The SNP joined other opposition parties in demanding that any agreement between Labour and the Conservatives include a referendum on the terms of Brexit.
But there was concern among Labour MPs after the party leadership indicated that it would only insist on a “confirmatory vote” to avoid the UK leaving the EU on the government’s terms, or with no deal at all.
Labour also said it was not seeking to preserve the free movement of people. In a signal that the parties could find common ground, Scottish Secretary David Mundell and Attorney General Geoffrey Cox both said they were willing to support the UK staying the EU customs union.
Mr Cox said a customs union was “not some kind of sell-out” and could be temporary, appealing to Tory MPs: “We cannot make the means of leaving the obstacle to our departure. That would be illogical.”
But there was anger on the Conservative benches that compromise talks are even taking place, with Tory Brexiteers rounding on the Prime Minister for giving the “Marxist, antisemite” Mr Corbyn a role in deciding the terms of Brexit.

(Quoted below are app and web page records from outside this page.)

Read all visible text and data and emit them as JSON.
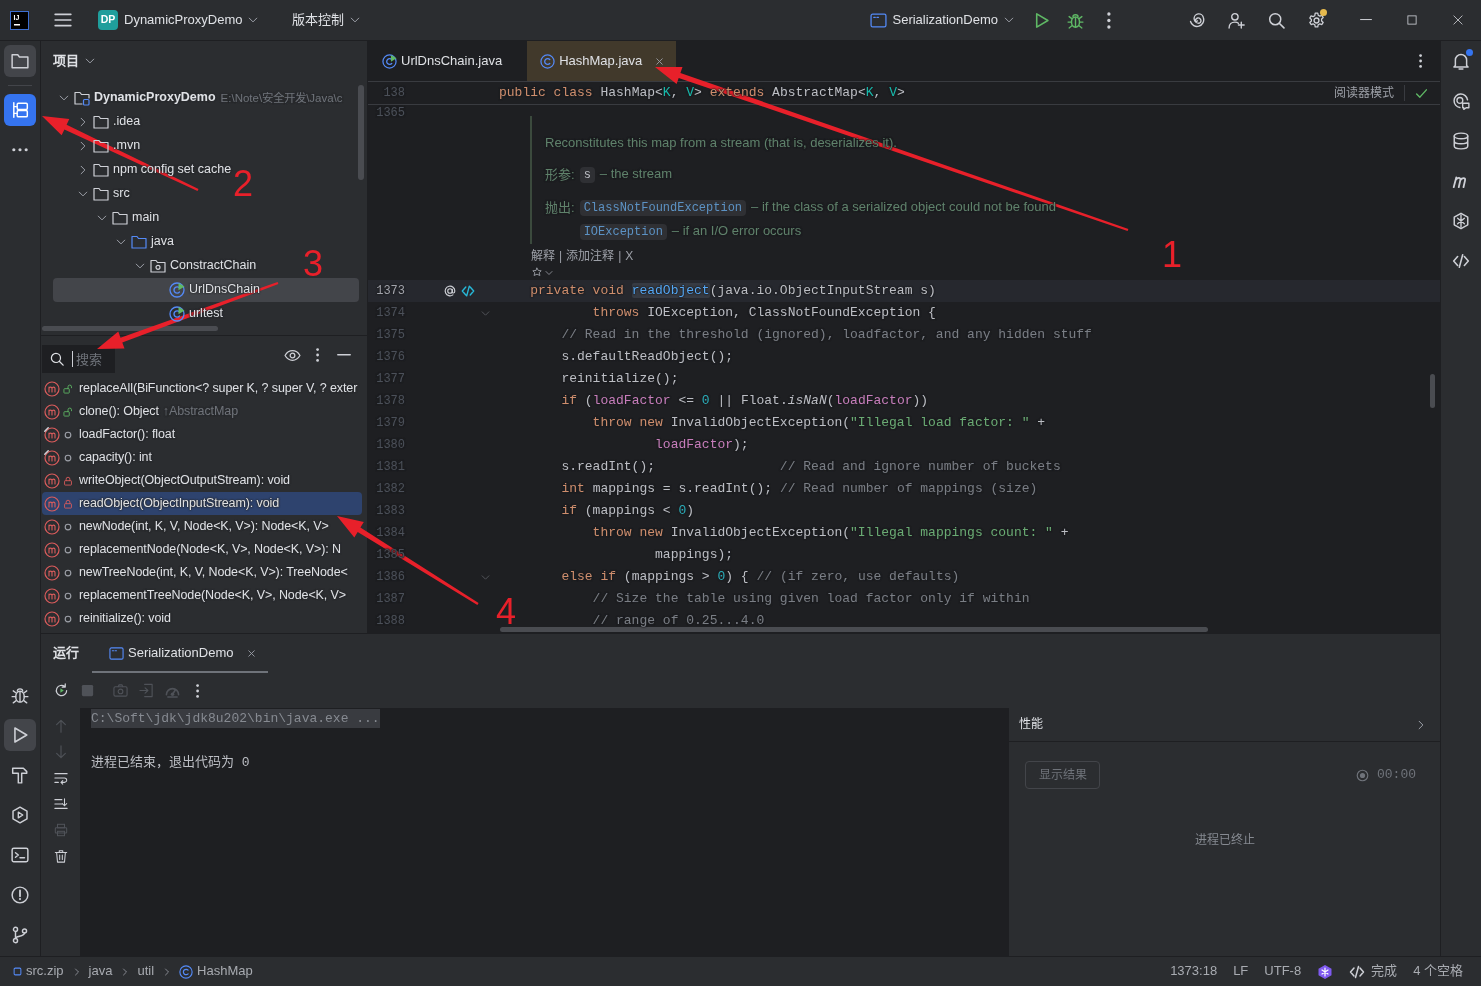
{
  "title_bar": {
    "logo": "IJ",
    "project": {
      "badge": "DP",
      "name": "DynamicProxyDemo"
    },
    "vcs_menu": "版本控制",
    "run_configuration": "SerializationDemo",
    "settings_badge": true
  },
  "left_toolbar": {
    "top": [
      {
        "kind": "project",
        "selected": true,
        "focused": false
      },
      {
        "kind": "structure",
        "selected": true,
        "focused": true
      },
      {
        "kind": "more",
        "selected": false,
        "focused": false
      }
    ],
    "bottom": [
      {
        "kind": "debug",
        "selected": false,
        "focused": false
      },
      {
        "kind": "run",
        "selected": true,
        "focused": false
      },
      {
        "kind": "build",
        "selected": false,
        "focused": false
      },
      {
        "kind": "services",
        "selected": false,
        "focused": false
      },
      {
        "kind": "terminal",
        "selected": false,
        "focused": false
      },
      {
        "kind": "problems",
        "selected": false,
        "focused": false
      },
      {
        "kind": "git",
        "selected": false,
        "focused": false
      }
    ]
  },
  "project_panel": {
    "title": "项目",
    "tree": [
      {
        "label": "DynamicProxyDemo",
        "kind": "module",
        "hint": "E:\\Note\\安全开发\\Java\\c",
        "expanded": true,
        "selected": false,
        "children": [
          {
            "label": ".idea",
            "kind": "folder",
            "expanded": false,
            "selected": false
          },
          {
            "label": ".mvn",
            "kind": "folder",
            "expanded": false,
            "selected": false
          },
          {
            "label": "npm config set cache",
            "kind": "folder",
            "expanded": false,
            "selected": false
          },
          {
            "label": "src",
            "kind": "folder",
            "expanded": true,
            "selected": false,
            "children": [
              {
                "label": "main",
                "kind": "folder",
                "expanded": true,
                "selected": false,
                "children": [
                  {
                    "label": "java",
                    "kind": "source_root",
                    "expanded": true,
                    "selected": false,
                    "children": [
                      {
                        "label": "ConstractChain",
                        "kind": "package",
                        "expanded": true,
                        "selected": false,
                        "children": [
                          {
                            "label": "UrlDnsChain",
                            "kind": "runnable_class",
                            "selected": true
                          },
                          {
                            "label": "urltest",
                            "kind": "runnable_class",
                            "selected": false
                          }
                        ]
                      }
                    ]
                  }
                ]
              }
            ]
          }
        ]
      }
    ]
  },
  "structure_panel": {
    "search": {
      "placeholder": "搜索"
    },
    "members": [
      {
        "label": "replaceAll(BiFunction<? super K, ? super V, ? exter",
        "kind": "public",
        "marked": false,
        "selected": false
      },
      {
        "label": "clone(): Object",
        "hint": "↑AbstractMap",
        "kind": "public",
        "marked": false,
        "selected": false
      },
      {
        "label": "loadFactor(): float",
        "kind": "package",
        "marked": true,
        "selected": false
      },
      {
        "label": "capacity(): int",
        "kind": "package",
        "marked": true,
        "selected": false
      },
      {
        "label": "writeObject(ObjectOutputStream): void",
        "kind": "private",
        "marked": false,
        "selected": false
      },
      {
        "label": "readObject(ObjectInputStream): void",
        "kind": "private",
        "marked": false,
        "selected": true
      },
      {
        "label": "newNode(int, K, V, Node<K, V>): Node<K, V>",
        "kind": "package",
        "marked": false,
        "selected": false
      },
      {
        "label": "replacementNode(Node<K, V>, Node<K, V>): N",
        "kind": "package",
        "marked": false,
        "selected": false
      },
      {
        "label": "newTreeNode(int, K, V, Node<K, V>): TreeNode<",
        "kind": "package",
        "marked": false,
        "selected": false
      },
      {
        "label": "replacementTreeNode(Node<K, V>, Node<K, V>",
        "kind": "package",
        "marked": false,
        "selected": false
      },
      {
        "label": "reinitialize(): void",
        "kind": "package",
        "marked": false,
        "selected": false
      }
    ]
  },
  "editor": {
    "tabs": [
      {
        "label": "UrlDnsChain.java",
        "kind": "runnable_class",
        "selected": false
      },
      {
        "label": "HashMap.java",
        "kind": "class",
        "selected": true
      }
    ],
    "sticky_line": {
      "number": "138",
      "tokens": [
        {
          "text": "public class",
          "kind": "keyword"
        },
        {
          "text": " HashMap<",
          "kind": "plain"
        },
        {
          "text": "K",
          "kind": "type_param"
        },
        {
          "text": ", ",
          "kind": "plain"
        },
        {
          "text": "V",
          "kind": "type_param"
        },
        {
          "text": "> ",
          "kind": "plain"
        },
        {
          "text": "extends",
          "kind": "keyword"
        },
        {
          "text": " AbstractMap<",
          "kind": "plain"
        },
        {
          "text": "K",
          "kind": "type_param"
        },
        {
          "text": ", ",
          "kind": "plain"
        },
        {
          "text": "V",
          "kind": "type_param"
        },
        {
          "text": ">",
          "kind": "plain"
        }
      ]
    },
    "reader_mode": "阅读器模式",
    "doc": {
      "line_number": "1365",
      "summary": "Reconstitutes this map from a stream (that is, deserializes it).",
      "params_label": "形参:",
      "params": [
        {
          "name": "s",
          "text": "– the stream"
        }
      ],
      "throws_label": "抛出:",
      "throws": [
        {
          "name": "ClassNotFoundException",
          "text": "– if the class of a serialized object could not be found"
        },
        {
          "name": "IOException",
          "text": "– if an I/O error occurs"
        }
      ]
    },
    "inlay_actions": [
      "解释",
      "添加注释",
      "X"
    ],
    "inlay_separator": "|",
    "lines": [
      {
        "number": "1373",
        "current": true,
        "markers": true,
        "foldable": false,
        "tokens": [
          {
            "text": "    private void ",
            "kind": "keyword"
          },
          {
            "text": "readObject",
            "kind": "declaration"
          },
          {
            "text": "(java.io.ObjectInputStream s)",
            "kind": "plain"
          }
        ]
      },
      {
        "number": "1374",
        "current": false,
        "markers": false,
        "foldable": true,
        "tokens": [
          {
            "text": "            throws",
            "kind": "keyword"
          },
          {
            "text": " IOException, ClassNotFoundException {",
            "kind": "plain"
          }
        ]
      },
      {
        "number": "1375",
        "current": false,
        "markers": false,
        "foldable": false,
        "tokens": [
          {
            "text": "        // Read in the threshold (ignored), loadfactor, and any hidden stuff",
            "kind": "comment"
          }
        ]
      },
      {
        "number": "1376",
        "current": false,
        "markers": false,
        "foldable": false,
        "tokens": [
          {
            "text": "        s.defaultReadObject();",
            "kind": "plain"
          }
        ]
      },
      {
        "number": "1377",
        "current": false,
        "markers": false,
        "foldable": false,
        "tokens": [
          {
            "text": "        reinitialize();",
            "kind": "plain"
          }
        ]
      },
      {
        "number": "1378",
        "current": false,
        "markers": false,
        "foldable": false,
        "tokens": [
          {
            "text": "        if",
            "kind": "keyword"
          },
          {
            "text": " (",
            "kind": "plain"
          },
          {
            "text": "loadFactor",
            "kind": "field"
          },
          {
            "text": " <= ",
            "kind": "plain"
          },
          {
            "text": "0",
            "kind": "number"
          },
          {
            "text": " || Float.",
            "kind": "plain"
          },
          {
            "text": "isNaN",
            "kind": "static_call"
          },
          {
            "text": "(",
            "kind": "plain"
          },
          {
            "text": "loadFactor",
            "kind": "field"
          },
          {
            "text": "))",
            "kind": "plain"
          }
        ]
      },
      {
        "number": "1379",
        "current": false,
        "markers": false,
        "foldable": false,
        "tokens": [
          {
            "text": "            throw new",
            "kind": "keyword"
          },
          {
            "text": " InvalidObjectException(",
            "kind": "plain"
          },
          {
            "text": "\"Illegal load factor: \"",
            "kind": "string"
          },
          {
            "text": " +",
            "kind": "plain"
          }
        ]
      },
      {
        "number": "1380",
        "current": false,
        "markers": false,
        "foldable": false,
        "tokens": [
          {
            "text": "                    loadFactor",
            "kind": "field"
          },
          {
            "text": ");",
            "kind": "plain"
          }
        ]
      },
      {
        "number": "1381",
        "current": false,
        "markers": false,
        "foldable": false,
        "tokens": [
          {
            "text": "        s.readInt();                ",
            "kind": "plain"
          },
          {
            "text": "// Read and ignore number of buckets",
            "kind": "comment"
          }
        ]
      },
      {
        "number": "1382",
        "current": false,
        "markers": false,
        "foldable": false,
        "tokens": [
          {
            "text": "        int",
            "kind": "keyword"
          },
          {
            "text": " mappings = s.readInt(); ",
            "kind": "plain"
          },
          {
            "text": "// Read number of mappings (size)",
            "kind": "comment"
          }
        ]
      },
      {
        "number": "1383",
        "current": false,
        "markers": false,
        "foldable": false,
        "tokens": [
          {
            "text": "        if",
            "kind": "keyword"
          },
          {
            "text": " (mappings < ",
            "kind": "plain"
          },
          {
            "text": "0",
            "kind": "number"
          },
          {
            "text": ")",
            "kind": "plain"
          }
        ]
      },
      {
        "number": "1384",
        "current": false,
        "markers": false,
        "foldable": false,
        "tokens": [
          {
            "text": "            throw new",
            "kind": "keyword"
          },
          {
            "text": " InvalidObjectException(",
            "kind": "plain"
          },
          {
            "text": "\"Illegal mappings count: \"",
            "kind": "string"
          },
          {
            "text": " +",
            "kind": "plain"
          }
        ]
      },
      {
        "number": "1385",
        "current": false,
        "markers": false,
        "foldable": false,
        "tokens": [
          {
            "text": "                    mappings);",
            "kind": "plain"
          }
        ]
      },
      {
        "number": "1386",
        "current": false,
        "markers": false,
        "foldable": true,
        "tokens": [
          {
            "text": "        else if",
            "kind": "keyword"
          },
          {
            "text": " (mappings > ",
            "kind": "plain"
          },
          {
            "text": "0",
            "kind": "number"
          },
          {
            "text": ") { ",
            "kind": "plain"
          },
          {
            "text": "// (if zero, use defaults)",
            "kind": "comment"
          }
        ]
      },
      {
        "number": "1387",
        "current": false,
        "markers": false,
        "foldable": false,
        "tokens": [
          {
            "text": "            // Size the table using given load factor only if within",
            "kind": "comment"
          }
        ]
      },
      {
        "number": "1388",
        "current": false,
        "markers": false,
        "foldable": false,
        "tokens": [
          {
            "text": "            // range of 0.25...4.0",
            "kind": "comment"
          }
        ]
      }
    ]
  },
  "right_toolbar": [
    {
      "kind": "notifications",
      "badge": true
    },
    {
      "kind": "ai_chat",
      "badge": false
    },
    {
      "kind": "database",
      "badge": false
    },
    {
      "kind": "maven",
      "badge": false
    },
    {
      "kind": "ai_assistant",
      "badge": false
    },
    {
      "kind": "code_with_me",
      "badge": false
    }
  ],
  "run_panel": {
    "title": "运行",
    "tabs": [
      {
        "label": "SerializationDemo",
        "selected": true
      }
    ],
    "toolbar": [
      {
        "kind": "rerun",
        "disabled": false
      },
      {
        "kind": "stop",
        "disabled": true
      },
      {
        "kind": "screenshot",
        "disabled": true
      },
      {
        "kind": "export",
        "disabled": true
      },
      {
        "kind": "profiler",
        "disabled": true
      },
      {
        "kind": "more",
        "disabled": false
      }
    ],
    "console_actions": [
      {
        "kind": "up",
        "disabled": true
      },
      {
        "kind": "down",
        "disabled": true
      },
      {
        "kind": "soft_wrap",
        "disabled": false
      },
      {
        "kind": "scroll_end",
        "disabled": false
      },
      {
        "kind": "print",
        "disabled": true
      },
      {
        "kind": "clear",
        "disabled": false
      }
    ],
    "console": [
      {
        "text": "C:\\Soft\\jdk\\jdk8u202\\bin\\java.exe ...",
        "kind": "command"
      },
      {
        "text": "进程已结束，退出代码为 0",
        "kind": "output"
      }
    ],
    "performance": {
      "title": "性能",
      "button": {
        "label": "显示结果",
        "disabled": true
      },
      "timer": "00:00",
      "message": "进程已终止"
    }
  },
  "status_bar": {
    "breadcrumbs": [
      {
        "label": "src.zip",
        "kind": "archive"
      },
      {
        "label": "java",
        "kind": "package"
      },
      {
        "label": "util",
        "kind": "package"
      },
      {
        "label": "HashMap",
        "kind": "class"
      }
    ],
    "position": "1373:18",
    "line_separator": "LF",
    "encoding": "UTF-8",
    "completion": "完成",
    "indent": "4 个空格"
  },
  "annotations": [
    {
      "label": "1"
    },
    {
      "label": "2"
    },
    {
      "label": "3"
    },
    {
      "label": "4"
    }
  ]
}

Two ministers also resigned in protest.
At Prime Minister’s Questions, Mrs May was repeatedly challenged by Tory MPs, with Lee Rowley reminding the Prime Minister she said only last week that “the biggest threat to our standing in the world, to our defence, and to our economy” was the Labour leader.
“In her judgment what now qualifies him for involvement in Brexit?” he asked.
And Caroline Johnson warned Mrs May she risked “letting down the country and ushering in a Marxist, anti-Semite led government” by signing off a deal with Mr Corbyn.
A Downing Street spokesman said the talks between the Prime Minister and the Labour leader were “constructive, with both sides showing flexibility and a commitment to bring the current Brexit uncertainty to a close”.
Further meetings took place yesterday evening to agree a programme of work, with more substantive talks today.
Mr Corbyn described the meeting as “useful but inconclusive”, adding: “There hasn’t been as much change as I expected.”
He said he used the meeting to put forward Labour’s view that “we want to achieve a customs union with the European Union, we want to have access to the market and, in particular, we discussed the dynamic regulatory alignment that is guaranteeing European regulations as a minimum on the environment as well as consumer and employment rights”.
The Labour leader wrote to his MPs to say he had “raised the prospect of a confirmatory vote” but that Mrs May “remained resistant”.
But Mr Corbyn added that a second EU referendum would only serve to “prevent crashing out or leaving on a bad deal”, prompting concern among pro-Remain figures in the party.
There was also concern that the Labour negotiating team included Mr Corbyn’s spokesman Seumas Milne and shadow Chief Secretary to the Treasury Rebecca Long-Bailey, both seen as opponents of a second EU referendum.
A dozen parliamentarians including the Rutherglen and Hamilton West MP Ged Killen signed a letter demanding a so-called People’s Vote, and the shadow Foreign Secretary Emily Thornberry also wrote to Labour colleagues, insisting that “any deal agreed by Parliament must be subject to a confirmatory public vote, and yes, the other option on the ballot must be Remain”.
In order to avoid a long delay to Brexit potentially stretching until the end of the year, forcing the UK to take part in EU elections, the two parties must agree a deal before the European Council summit in Brussels next Wednesday.
At the end of the series of bilateral meetings between all three leaders, the Ms Sturgeon expressed doubts over whether the Prime Minister would be willing to abandon any of her red lines.
The First Minister said Mrs May was “not giving an awful lot away” about where she would be willing to compromise, and warned Mr Corbyn about “signing up to anything that may not be able to be delivered”.
“I think he should be wary about falling into a trap, either by selling the votes of his party too cheaply, or taking things on trust from a Prime Minister who might not even be in office to deliver any agreement hat she reaches with him,” Ms Sturgeon said.
She added: “I find it hard to read where Labour will land on the second referendum.
“I wouldn’t be overly optimistic about it but they will pay a heavy price if they do a sort of tawdry second-best deal with the Tories, become the hand-maidens of a Tory Brexit and don’t give people the opportunity to decide whether that’s really what they want anymore.
“I hope Jeremy Corbyn will not sell out too cheaply but I cannot be sure about it.”